When I entered the party with my friends, who eyes were lit like green and blue globes, I was wearing my space hat that was covered with aluminum foil and made from an empty cardboard cone that still had grease marks from the French fries I had eaten from it. With the cold eyes of my expatriated colleagues who comprised most of the guests of the party, I asked myself for the first time what we were doing. I felt like some kind of poor pseudo-Timothy Leary who was delivering his band of drugged out misfits into the mayhem and chaos of the outside world. The only difference was: Timothy Leary was a Harvard Professor with some kind of existential purpose. I was just skinny and confused.
What would my old friends think of me right now? What would my parents think? What did this strange occurrence, the spaceship, these space hats, the unwanted glares from the drunken people at this party have to do with my life as a whole? Why did I spend a day building a spaceship out of cardboard boxes? And why was Pepe watering the plants?

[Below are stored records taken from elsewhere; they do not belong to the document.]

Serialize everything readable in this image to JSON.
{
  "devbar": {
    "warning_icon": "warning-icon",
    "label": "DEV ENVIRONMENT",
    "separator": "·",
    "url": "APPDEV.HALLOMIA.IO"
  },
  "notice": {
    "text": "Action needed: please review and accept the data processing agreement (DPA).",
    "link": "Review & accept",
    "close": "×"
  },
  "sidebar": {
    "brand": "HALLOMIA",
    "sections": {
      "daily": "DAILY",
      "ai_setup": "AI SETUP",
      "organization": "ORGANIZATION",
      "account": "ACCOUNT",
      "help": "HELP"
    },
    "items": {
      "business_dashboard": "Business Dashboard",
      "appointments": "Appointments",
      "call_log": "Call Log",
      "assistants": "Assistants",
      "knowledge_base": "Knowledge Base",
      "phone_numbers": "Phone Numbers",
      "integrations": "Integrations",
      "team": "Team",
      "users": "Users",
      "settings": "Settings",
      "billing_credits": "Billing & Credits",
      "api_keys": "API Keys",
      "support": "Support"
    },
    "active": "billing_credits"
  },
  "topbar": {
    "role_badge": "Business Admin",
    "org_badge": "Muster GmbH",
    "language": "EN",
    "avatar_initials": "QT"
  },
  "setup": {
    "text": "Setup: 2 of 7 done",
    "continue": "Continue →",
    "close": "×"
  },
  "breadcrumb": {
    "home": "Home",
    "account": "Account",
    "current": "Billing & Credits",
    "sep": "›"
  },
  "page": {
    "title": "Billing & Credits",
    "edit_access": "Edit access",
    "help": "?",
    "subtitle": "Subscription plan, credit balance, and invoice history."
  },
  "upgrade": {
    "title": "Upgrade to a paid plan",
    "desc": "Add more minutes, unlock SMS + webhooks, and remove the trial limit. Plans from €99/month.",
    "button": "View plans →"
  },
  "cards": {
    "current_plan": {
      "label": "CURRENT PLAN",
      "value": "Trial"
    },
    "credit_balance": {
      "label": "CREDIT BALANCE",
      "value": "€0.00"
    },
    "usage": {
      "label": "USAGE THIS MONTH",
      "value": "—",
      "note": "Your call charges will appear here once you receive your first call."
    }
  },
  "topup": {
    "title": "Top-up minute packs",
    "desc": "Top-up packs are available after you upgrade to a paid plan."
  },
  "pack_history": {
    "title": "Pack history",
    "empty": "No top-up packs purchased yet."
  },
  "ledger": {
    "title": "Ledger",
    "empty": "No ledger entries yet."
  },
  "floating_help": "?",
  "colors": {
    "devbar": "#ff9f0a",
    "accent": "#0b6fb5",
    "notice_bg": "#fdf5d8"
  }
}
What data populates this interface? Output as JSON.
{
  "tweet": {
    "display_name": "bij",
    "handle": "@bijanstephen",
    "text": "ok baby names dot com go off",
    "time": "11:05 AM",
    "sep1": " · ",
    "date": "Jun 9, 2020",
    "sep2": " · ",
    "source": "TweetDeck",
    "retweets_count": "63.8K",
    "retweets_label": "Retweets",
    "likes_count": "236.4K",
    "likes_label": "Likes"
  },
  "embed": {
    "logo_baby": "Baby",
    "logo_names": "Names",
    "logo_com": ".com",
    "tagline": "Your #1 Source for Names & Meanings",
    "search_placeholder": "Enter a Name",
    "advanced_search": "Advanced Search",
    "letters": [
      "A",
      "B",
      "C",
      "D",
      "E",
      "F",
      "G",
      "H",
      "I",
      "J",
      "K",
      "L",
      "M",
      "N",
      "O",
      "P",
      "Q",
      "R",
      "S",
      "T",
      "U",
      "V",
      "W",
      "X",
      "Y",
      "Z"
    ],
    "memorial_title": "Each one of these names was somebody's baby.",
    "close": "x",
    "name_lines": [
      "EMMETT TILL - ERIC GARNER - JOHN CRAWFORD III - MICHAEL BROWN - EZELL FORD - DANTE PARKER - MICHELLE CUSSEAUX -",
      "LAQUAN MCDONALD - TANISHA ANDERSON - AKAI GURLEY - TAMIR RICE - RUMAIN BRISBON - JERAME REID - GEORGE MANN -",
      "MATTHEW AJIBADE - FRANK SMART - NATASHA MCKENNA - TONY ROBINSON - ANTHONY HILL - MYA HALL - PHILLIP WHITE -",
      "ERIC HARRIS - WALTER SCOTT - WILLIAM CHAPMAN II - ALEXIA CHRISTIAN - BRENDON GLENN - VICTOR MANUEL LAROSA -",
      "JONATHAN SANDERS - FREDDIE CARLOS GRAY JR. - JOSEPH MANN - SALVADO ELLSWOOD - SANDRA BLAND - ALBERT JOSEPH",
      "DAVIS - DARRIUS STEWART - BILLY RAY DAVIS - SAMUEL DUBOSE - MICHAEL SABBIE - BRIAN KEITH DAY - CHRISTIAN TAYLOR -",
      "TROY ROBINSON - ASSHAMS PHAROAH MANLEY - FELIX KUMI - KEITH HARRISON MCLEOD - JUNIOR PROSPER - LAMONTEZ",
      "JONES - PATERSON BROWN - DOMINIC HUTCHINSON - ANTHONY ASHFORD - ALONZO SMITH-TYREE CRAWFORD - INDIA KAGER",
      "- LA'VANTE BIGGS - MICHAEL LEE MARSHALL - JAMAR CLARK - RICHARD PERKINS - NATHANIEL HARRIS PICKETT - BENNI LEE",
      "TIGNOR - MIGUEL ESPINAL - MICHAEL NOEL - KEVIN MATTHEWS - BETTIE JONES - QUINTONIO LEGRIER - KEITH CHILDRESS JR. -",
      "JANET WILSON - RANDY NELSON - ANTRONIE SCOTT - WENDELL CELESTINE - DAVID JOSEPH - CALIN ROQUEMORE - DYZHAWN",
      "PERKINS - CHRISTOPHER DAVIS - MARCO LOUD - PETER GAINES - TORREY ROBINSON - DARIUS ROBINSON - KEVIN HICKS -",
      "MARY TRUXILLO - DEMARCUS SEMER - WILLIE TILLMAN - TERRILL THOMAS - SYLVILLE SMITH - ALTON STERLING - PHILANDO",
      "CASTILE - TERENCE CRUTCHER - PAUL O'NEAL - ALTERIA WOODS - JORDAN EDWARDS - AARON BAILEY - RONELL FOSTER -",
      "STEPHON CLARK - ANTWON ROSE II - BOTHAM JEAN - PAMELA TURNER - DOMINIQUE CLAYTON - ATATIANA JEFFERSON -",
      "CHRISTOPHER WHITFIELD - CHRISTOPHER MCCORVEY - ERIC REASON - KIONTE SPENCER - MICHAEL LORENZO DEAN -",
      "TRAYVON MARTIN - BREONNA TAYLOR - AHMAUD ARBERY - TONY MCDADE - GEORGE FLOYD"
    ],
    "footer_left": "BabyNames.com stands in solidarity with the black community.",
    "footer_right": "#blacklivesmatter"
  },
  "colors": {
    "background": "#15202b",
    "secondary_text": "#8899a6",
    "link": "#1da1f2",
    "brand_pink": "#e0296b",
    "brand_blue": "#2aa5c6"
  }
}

I had come far now, in this exact moment, away from the world that I had come from. I hadn’t felt farther from home, from the sane pulse of existence, than at any other moment in my entire year and a half journey. The expatriate community, the ones throwing the party, had accepted me into their world of escapees and fleers. We had all identified and respected each other. We all saw a bit of ourselves in each other. We were the ones who had to try something else, the dreamers, the makers, the shakers, and the escapers. I felt, in this expatriate party, that I was at some end of this escapist extreme and those that had accepted me, now were looking at me in complete confusion.
I have no conclusion. The spaceship was a spaceship. Did we make it for fun? To have some kind of funny purpose to use drugs? Yes and yes. Was there something more to the spaceship besides a few cardboard boxes with the NASA logo drawn on them? Yes. I chose to do something funny and maybe a bit extreme that put me somewhere outside of conventional understanding. Maybe it was something artistic--it was creation. Along with the celestial craft, there was a celestial state of being that was created alongside of it that we all participated in for the night.
I don't know what this is, my life. I don't know where my life exists within the conventional hierarchy of well-being. It took the construction of the Nave Espacial to really consider this, to realize that constructing a spaceship out of cardboard isn't what other twenty seven year olds do. I am escaping a certain reality that would exist for me in the states, a certain middle-ness. I could be finding my place in the middle, and with my intelligence, I could be a successful middle-est, like my parents and their parents.
Is it living outside my country that gives me the feeling that I have some how escaped the middle-ness? I should be happy the middle still awaits because at least its not the bottom. And if my childhood friends, the attorney and the dentist, are finding themselves on the higher side of this hierarchy of well-being, where does that put me--building spaceships and taking drugs?
I guess that's a spaceship. All rules are off when you break the stratosphere.